after Mark Rothko’s “Rust and Blue”
I watch a woman who smells
of Dior bare her hinged fist at a Rothko:
My grandson could paint better.
As she swings her hips toward Renoir,
I want to catch her handbag’s strap
and say, Look again.
Here, my chest peals with iron bells,
my sternum cracks like skinned lips in winter.
Here, my throat lifts like a dust mote
sleeved in morning light.

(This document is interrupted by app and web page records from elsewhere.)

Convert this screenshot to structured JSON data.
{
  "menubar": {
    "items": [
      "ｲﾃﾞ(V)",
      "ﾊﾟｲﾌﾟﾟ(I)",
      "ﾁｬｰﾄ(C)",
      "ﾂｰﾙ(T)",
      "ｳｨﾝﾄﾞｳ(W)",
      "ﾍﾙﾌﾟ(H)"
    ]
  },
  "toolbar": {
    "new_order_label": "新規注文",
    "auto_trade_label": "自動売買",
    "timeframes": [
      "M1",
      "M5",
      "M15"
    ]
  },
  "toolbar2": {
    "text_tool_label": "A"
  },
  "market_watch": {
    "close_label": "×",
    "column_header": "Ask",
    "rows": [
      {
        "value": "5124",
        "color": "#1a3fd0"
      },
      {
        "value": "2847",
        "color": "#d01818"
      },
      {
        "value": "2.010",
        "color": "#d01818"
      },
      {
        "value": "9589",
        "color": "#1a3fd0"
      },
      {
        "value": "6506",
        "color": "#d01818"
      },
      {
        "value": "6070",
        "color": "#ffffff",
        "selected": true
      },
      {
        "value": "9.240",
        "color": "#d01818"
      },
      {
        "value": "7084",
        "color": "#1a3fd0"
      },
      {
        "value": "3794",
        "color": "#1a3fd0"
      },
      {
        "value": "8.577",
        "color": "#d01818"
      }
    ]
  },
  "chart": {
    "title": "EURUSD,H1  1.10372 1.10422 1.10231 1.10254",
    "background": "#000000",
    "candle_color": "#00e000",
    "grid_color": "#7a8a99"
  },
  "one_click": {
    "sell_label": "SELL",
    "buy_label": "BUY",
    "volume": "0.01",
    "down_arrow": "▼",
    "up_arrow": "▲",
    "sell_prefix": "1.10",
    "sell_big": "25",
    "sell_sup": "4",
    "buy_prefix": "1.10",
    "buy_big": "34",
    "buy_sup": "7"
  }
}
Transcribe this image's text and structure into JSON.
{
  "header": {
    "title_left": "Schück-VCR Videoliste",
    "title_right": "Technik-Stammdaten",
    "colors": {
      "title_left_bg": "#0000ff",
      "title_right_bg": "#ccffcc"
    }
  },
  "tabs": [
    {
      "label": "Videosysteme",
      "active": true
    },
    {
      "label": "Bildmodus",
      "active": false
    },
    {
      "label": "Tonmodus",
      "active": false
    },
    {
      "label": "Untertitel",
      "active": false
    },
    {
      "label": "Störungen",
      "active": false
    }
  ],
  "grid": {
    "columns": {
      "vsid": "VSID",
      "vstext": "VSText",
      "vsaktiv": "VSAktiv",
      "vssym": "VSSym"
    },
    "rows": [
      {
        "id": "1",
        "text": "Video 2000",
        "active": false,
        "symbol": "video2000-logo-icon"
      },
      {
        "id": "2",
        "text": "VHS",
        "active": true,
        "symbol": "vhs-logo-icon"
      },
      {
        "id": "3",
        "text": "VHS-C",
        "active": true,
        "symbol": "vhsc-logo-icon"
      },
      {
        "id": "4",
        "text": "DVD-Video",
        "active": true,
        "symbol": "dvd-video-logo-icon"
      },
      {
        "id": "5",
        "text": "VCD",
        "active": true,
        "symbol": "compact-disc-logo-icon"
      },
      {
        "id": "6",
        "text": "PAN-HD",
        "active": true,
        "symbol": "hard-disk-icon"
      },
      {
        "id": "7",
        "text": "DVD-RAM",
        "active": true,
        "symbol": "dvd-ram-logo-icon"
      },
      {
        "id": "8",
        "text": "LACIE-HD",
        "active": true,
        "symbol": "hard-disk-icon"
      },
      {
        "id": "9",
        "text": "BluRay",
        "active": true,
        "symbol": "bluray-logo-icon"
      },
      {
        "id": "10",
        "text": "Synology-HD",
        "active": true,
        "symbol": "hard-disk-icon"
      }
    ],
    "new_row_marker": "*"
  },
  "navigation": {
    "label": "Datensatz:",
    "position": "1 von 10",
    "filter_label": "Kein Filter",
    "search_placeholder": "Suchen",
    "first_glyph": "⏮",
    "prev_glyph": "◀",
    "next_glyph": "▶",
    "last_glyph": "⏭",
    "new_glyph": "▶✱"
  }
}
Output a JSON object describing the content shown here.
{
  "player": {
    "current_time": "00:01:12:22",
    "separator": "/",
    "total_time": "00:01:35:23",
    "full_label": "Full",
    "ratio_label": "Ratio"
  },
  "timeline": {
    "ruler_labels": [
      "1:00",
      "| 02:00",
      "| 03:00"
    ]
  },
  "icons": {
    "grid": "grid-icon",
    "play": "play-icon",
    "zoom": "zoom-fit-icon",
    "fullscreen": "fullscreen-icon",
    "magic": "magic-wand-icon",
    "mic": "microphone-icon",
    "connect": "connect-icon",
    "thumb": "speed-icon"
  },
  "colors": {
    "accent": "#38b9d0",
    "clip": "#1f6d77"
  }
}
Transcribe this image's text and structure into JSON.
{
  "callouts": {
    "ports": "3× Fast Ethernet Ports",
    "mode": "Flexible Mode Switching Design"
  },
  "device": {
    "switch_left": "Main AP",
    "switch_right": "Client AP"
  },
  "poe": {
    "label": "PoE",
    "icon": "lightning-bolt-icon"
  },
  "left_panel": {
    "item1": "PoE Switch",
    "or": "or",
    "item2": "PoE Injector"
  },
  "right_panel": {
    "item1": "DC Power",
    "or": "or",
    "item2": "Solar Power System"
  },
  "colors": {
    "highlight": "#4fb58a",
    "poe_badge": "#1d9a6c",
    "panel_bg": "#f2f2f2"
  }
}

I am the wide slope
of a meadow dotted with bluebells’ bent heads.
Here, the heels of my bones quake
like the last downstroke of a symphony:
I am horsehair tight in the bow.
I am the lone cello’s lowest note.